The next year, after congress passed a bill allowing the Distinguished Flying Cross to be awarded to civilians for special aviation achievements, Herbert Hoover pinned the medal on the twosome. Gatty was also given immediate US Citizenship so that he could get the specially created post of Senior Aerial Navigation Engineer for the US Air Force. When Gatty turned down the citizenship, saying he'd rather stay Australian, thank you, Congress passed an act that allowed a foreigner to hold the position.
Post and Gatty received their Distinguished Flying Crosses on 18 August, 1932.
Training the US Military
In 1932 Gatty set up navigator schools for the Army where he trained Curtis Lemay and others in celestial navigation, a skill Lemay used to direct and co-ordinate bombing missions from England for the Eighth Air Force and later in Japan and Vietnam.
For his military schools, Gatty emphasised:
Service with Pan Am
Pan Am hired Gatty to organise an island-hopping trans-Pacific air service route for them. Gatty collaborated with Pan Am chief navigator, Fred Noonan, to establish the navigation procedures for Pan Am Clipper flying boats.
Howard Hughes, wanting to attempt an around-the-world record flight, invited Gatty along, but Gatty decided to stick with Pan Am for then, and recommended his students instead.
Gatty was also approached by a man with an offer for a job with a prominent American air-race pilot. He refused when he learned that the pilot was Jacqueline Cochran. Was this a decision born of chauvinism? Probably not. Cochran was the American queen bee of aviation. One of the first female pilots to race, the first woman pilot to win a race and later, the first supersonic woman pilot. Chuck Yeager, in his autobiography, mentions that he was detailed to certify Cochran in the F-86 Sabre for her supersonic venture. Yeager also mentions that her arrogance once caused her expulsion from a sovereign nation. The fact that Gatty was recommended to Cochran was a tribute to his skill. The fact that he declined may be a testament of his self-respect.
During World War II Gatty returned to Australia as an Australian Air Force group captain. In 1943 he resigned and returned to Washington. He wrote a book for the US Navy to help downed navy airmen survive and navigate their life rafts. It was called 'The Raft Book' and was placed in the survival kits of all allied airmen over the pacific.
After the war, Gatty moved to Fiji with his second wife where he set up the Fiji Airways airline and wrote Nature is Your Guide, a book on navigation. It was published after his death by stroke in 1957 aged 54.
Please note that the BBC is not responsible for the content of any external sites listed.
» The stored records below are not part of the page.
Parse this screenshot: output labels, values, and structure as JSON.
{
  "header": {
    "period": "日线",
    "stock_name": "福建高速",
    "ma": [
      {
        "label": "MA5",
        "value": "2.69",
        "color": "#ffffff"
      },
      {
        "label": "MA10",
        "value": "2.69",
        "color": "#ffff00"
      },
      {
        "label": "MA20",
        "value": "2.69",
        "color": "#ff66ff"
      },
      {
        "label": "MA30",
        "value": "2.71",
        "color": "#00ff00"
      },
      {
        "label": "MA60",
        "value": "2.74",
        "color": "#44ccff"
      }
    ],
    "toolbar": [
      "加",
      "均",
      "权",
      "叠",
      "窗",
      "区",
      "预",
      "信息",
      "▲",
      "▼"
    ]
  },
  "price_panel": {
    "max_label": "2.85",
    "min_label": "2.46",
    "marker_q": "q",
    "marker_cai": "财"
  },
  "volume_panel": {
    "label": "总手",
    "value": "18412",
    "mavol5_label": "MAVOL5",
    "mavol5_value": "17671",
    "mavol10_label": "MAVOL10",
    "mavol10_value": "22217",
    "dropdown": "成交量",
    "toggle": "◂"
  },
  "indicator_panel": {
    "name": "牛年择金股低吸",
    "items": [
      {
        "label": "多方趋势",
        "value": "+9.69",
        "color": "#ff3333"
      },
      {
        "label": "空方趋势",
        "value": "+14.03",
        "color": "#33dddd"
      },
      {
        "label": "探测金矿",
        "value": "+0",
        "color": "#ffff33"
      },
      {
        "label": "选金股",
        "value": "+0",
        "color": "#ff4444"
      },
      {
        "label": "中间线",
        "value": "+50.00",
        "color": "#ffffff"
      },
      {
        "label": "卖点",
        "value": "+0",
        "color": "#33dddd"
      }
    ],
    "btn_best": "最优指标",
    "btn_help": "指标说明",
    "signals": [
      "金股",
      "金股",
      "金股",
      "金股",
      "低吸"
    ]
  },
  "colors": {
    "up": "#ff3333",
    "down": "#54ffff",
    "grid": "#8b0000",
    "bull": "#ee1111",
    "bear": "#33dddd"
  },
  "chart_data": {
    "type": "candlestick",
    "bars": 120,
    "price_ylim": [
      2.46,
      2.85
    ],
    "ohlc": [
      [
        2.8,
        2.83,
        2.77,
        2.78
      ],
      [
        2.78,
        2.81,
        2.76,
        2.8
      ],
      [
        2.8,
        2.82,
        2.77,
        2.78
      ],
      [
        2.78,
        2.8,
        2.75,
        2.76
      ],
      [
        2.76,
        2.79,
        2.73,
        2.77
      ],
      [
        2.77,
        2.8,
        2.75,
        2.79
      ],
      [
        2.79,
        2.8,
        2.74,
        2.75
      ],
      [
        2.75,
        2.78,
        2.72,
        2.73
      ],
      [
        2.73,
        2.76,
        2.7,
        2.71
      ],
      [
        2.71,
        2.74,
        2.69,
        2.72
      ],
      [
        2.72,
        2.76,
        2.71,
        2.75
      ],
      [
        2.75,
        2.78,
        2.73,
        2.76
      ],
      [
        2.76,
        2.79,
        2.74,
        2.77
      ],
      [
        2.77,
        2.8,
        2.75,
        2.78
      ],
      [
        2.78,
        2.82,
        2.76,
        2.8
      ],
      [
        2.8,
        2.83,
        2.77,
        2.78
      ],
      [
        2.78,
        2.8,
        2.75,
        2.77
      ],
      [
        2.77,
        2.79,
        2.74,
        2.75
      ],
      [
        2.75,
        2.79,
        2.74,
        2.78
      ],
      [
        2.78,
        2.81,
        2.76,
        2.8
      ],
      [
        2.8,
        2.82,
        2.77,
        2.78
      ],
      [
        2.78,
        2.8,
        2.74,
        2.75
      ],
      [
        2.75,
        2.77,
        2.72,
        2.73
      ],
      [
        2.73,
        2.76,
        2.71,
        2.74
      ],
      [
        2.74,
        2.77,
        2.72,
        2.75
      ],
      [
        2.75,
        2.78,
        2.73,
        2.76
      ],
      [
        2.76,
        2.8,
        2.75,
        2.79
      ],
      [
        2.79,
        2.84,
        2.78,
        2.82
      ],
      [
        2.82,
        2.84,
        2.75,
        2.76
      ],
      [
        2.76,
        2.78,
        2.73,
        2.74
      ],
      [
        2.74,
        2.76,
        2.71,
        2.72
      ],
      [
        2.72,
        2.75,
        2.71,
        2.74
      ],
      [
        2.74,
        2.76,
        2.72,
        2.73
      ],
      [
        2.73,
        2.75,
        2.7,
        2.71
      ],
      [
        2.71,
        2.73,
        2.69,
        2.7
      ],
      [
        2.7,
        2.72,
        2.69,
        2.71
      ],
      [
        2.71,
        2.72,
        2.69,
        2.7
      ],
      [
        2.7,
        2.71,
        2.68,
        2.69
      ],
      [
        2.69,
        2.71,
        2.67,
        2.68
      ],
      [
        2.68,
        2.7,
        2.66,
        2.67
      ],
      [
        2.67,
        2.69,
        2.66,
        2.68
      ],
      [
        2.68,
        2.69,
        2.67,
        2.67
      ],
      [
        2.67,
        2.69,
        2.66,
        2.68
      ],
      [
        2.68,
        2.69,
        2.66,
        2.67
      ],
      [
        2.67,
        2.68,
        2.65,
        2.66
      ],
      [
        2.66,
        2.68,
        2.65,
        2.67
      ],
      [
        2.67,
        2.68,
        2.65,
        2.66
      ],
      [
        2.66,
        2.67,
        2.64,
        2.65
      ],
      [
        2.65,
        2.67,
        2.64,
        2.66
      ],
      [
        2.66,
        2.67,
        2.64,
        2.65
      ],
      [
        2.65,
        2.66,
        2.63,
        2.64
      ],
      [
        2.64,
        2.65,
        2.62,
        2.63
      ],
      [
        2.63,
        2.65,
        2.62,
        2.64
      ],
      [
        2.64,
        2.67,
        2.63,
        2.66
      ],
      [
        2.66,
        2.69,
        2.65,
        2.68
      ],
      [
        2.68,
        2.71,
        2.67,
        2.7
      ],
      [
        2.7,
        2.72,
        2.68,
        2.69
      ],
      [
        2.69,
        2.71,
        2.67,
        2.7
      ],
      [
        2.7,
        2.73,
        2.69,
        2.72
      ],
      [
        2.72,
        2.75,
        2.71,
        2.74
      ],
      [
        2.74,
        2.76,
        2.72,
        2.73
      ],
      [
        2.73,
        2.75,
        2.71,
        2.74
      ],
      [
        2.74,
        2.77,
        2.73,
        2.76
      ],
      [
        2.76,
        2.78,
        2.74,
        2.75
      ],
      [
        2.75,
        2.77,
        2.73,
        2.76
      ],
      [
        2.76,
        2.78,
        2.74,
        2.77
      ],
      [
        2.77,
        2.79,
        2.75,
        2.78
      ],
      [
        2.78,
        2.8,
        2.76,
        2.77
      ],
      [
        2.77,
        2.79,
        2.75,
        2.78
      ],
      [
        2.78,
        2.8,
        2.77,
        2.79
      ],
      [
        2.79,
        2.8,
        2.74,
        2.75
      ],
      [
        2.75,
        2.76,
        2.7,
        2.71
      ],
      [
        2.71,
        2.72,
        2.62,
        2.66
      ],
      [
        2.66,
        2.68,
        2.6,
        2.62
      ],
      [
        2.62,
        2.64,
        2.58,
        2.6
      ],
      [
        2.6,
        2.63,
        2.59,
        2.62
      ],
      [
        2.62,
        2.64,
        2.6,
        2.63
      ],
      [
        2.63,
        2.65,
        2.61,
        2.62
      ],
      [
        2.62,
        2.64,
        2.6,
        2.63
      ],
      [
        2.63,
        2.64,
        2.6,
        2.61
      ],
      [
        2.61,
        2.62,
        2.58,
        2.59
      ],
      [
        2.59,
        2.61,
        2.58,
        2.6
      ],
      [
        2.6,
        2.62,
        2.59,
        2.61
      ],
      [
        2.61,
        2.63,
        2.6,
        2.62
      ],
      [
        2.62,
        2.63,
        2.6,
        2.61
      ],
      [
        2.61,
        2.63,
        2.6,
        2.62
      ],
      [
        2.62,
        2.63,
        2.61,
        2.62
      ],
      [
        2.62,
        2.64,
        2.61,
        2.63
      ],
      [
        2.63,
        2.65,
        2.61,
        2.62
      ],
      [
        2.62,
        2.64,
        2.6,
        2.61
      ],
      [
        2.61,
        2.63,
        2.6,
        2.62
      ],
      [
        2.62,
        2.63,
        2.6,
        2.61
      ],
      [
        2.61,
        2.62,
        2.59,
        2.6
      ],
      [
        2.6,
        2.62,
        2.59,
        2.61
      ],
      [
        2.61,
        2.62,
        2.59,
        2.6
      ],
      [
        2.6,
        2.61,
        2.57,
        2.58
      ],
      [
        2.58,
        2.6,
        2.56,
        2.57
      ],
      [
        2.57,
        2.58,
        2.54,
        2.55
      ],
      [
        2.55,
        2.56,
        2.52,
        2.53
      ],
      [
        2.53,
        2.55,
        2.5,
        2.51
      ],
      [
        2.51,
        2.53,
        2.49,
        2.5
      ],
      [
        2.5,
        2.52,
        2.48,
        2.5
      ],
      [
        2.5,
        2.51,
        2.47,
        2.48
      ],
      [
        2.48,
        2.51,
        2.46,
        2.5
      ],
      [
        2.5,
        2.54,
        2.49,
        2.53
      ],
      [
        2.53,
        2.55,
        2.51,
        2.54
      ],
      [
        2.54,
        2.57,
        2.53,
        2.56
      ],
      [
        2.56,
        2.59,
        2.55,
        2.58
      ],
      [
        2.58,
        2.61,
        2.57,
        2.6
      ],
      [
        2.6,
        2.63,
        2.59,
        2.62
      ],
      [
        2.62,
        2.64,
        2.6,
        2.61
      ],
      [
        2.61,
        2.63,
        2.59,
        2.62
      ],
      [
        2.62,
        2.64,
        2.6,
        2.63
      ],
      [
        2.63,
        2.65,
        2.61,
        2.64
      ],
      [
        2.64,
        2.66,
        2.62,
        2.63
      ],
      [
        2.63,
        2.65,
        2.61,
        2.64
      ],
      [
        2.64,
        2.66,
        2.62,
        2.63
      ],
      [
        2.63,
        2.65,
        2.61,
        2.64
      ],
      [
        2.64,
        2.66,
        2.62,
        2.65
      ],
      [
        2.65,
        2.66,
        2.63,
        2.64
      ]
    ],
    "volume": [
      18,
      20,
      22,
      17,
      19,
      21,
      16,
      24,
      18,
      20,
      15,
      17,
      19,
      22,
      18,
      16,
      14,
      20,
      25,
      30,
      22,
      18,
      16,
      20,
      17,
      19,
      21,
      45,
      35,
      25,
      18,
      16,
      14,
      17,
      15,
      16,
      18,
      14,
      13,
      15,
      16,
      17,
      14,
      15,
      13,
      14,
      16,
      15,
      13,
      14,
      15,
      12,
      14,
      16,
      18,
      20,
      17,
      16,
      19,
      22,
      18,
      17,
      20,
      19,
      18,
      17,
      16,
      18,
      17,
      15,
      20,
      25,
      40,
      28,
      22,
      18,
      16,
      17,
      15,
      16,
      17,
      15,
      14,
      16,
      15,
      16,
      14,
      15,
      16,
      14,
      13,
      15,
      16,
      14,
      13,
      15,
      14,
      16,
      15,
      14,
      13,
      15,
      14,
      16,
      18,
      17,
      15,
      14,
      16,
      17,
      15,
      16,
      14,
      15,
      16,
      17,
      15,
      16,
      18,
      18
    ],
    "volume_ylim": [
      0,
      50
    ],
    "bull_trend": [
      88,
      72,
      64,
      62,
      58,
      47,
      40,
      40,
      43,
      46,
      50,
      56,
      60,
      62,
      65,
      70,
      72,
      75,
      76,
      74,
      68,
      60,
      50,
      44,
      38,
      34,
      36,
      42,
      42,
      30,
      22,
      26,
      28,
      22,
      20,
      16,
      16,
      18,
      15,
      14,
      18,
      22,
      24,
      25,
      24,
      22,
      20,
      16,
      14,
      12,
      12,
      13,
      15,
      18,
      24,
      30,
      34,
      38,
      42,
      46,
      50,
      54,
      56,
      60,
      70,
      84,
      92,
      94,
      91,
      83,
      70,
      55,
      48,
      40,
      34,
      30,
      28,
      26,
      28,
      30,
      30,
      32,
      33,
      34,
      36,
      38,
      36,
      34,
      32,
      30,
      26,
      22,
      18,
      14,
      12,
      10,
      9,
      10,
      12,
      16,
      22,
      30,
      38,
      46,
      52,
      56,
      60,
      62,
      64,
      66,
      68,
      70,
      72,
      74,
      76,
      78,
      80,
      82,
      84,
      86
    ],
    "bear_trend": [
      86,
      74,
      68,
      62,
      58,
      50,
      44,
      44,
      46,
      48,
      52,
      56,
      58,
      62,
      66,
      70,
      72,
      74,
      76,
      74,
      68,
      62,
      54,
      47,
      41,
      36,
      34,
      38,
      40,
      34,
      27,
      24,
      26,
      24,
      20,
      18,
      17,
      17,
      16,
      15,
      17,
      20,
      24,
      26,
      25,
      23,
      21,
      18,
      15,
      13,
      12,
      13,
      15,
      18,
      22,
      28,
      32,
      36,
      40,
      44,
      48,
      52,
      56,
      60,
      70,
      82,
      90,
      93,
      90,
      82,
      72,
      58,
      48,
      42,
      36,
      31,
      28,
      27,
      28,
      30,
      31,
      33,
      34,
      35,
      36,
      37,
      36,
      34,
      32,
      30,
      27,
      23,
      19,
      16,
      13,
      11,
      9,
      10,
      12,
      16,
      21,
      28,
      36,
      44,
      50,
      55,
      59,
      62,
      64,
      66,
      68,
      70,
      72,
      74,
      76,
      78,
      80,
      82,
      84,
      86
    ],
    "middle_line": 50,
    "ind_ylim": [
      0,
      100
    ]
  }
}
Most of the content on this site is created by h2g2's Researchers, who are members of the public. The views expressed are theirs and unless specifically stated are not those of the BBC. The BBC is not responsible for the content of any external sites referenced. In the event that you consider anything on this page to be in breach of the site's House Rules, please click here to alert our Moderation Team. For any other comments, please start a Conversation below.